Interface dataset entries:
——
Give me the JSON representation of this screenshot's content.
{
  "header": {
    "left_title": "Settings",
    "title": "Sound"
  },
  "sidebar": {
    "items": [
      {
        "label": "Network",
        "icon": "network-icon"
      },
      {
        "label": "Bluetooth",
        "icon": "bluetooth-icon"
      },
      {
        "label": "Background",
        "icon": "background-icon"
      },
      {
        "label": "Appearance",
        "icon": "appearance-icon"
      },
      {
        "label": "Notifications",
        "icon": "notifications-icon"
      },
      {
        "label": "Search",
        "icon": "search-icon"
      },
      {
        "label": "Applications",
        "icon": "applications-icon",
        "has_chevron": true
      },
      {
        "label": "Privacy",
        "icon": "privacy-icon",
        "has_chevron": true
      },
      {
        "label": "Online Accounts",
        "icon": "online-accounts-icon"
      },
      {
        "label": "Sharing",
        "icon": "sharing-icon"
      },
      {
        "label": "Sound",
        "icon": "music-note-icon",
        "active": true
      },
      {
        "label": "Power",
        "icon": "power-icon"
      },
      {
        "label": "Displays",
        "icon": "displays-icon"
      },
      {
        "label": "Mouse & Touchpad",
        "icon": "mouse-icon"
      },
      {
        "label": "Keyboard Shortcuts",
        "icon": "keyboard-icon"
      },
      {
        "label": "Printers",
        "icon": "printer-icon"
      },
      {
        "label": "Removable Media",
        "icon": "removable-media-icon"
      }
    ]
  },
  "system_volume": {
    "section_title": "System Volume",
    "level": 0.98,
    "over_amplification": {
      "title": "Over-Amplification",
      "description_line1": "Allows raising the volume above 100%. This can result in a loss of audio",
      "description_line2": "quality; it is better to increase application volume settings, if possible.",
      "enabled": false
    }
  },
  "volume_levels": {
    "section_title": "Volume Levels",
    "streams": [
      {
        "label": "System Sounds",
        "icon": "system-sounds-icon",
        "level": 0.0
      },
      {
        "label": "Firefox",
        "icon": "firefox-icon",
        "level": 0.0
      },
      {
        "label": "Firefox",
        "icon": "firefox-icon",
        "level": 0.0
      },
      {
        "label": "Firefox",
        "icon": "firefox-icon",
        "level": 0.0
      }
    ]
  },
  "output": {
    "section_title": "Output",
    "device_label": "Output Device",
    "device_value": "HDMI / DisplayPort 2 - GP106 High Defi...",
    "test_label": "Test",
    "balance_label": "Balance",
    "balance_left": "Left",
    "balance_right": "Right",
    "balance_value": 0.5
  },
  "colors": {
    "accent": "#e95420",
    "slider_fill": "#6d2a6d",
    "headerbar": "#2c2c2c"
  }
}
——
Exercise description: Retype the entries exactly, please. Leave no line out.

Your response:
Give me the JSON representation of this screenshot's content.
{
  "header": {
    "left_title": "Settings",
    "title": "Sound"
  },
  "sidebar": {
    "items": [
      {
        "label": "Network",
        "icon": "network-icon"
      },
      {
        "label": "Bluetooth",
        "icon": "bluetooth-icon"
      },
      {
        "label": "Background",
        "icon": "background-icon"
      },
      {
        "label": "Appearance",
        "icon": "appearance-icon"
      },
      {
        "label": "Notifications",
        "icon": "notifications-icon"
      },
      {
        "label": "Search",
        "icon": "search-icon"
      },
      {
        "label": "Applications",
        "icon": "applications-icon",
        "has_chevron": true
      },
      {
        "label": "Privacy",
        "icon": "privacy-icon",
        "has_chevron": true
      },
      {
        "label": "Online Accounts",
        "icon": "online-accounts-icon"
      },
      {
        "label": "Sharing",
        "icon": "sharing-icon"
      },
      {
        "label": "Sound",
        "icon": "music-note-icon",
        "active": true
      },
      {
        "label": "Power",
        "icon": "power-icon"
      },
      {
        "label": "Displays",
        "icon": "displays-icon"
      },
      {
        "label": "Mouse & Touchpad",
        "icon": "mouse-icon"
      },
      {
        "label": "Keyboard Shortcuts",
        "icon": "keyboard-icon"
      },
      {
        "label": "Printers",
        "icon": "printer-icon"
      },
      {
        "label": "Removable Media",
        "icon": "removable-media-icon"
      }
    ]
  },
  "system_volume": {
    "section_title": "System Volume",
    "level": 0.98,
    "over_amplification": {
      "title": "Over-Amplification",
      "description_line1": "Allows raising the volume above 100%. This can result in a loss of audio",
      "description_line2": "quality; it is better to increase application volume settings, if possible.",
      "enabled": false
    }
  },
  "volume_levels": {
    "section_title": "Volume Levels",
    "streams": [
      {
        "label": "System Sounds",
        "icon": "system-sounds-icon",
        "level": 0.0
      },
      {
        "label": "Firefox",
        "icon": "firefox-icon",
        "level": 0.0
      },
      {
        "label": "Firefox",
        "icon": "firefox-icon",
        "level": 0.0
      },
      {
        "label": "Firefox",
        "icon": "firefox-icon",
        "level": 0.0
      }
    ]
  },
  "output": {
    "section_title": "Output",
    "device_label": "Output Device",
    "device_value": "HDMI / DisplayPort 2 - GP106 High Defi...",
    "test_label": "Test",
    "balance_label": "Balance",
    "balance_left": "Left",
    "balance_right": "Right",
    "balance_value": 0.5
  },
  "colors": {
    "accent": "#e95420",
    "slider_fill": "#6d2a6d",
    "headerbar": "#2c2c2c"
  }
}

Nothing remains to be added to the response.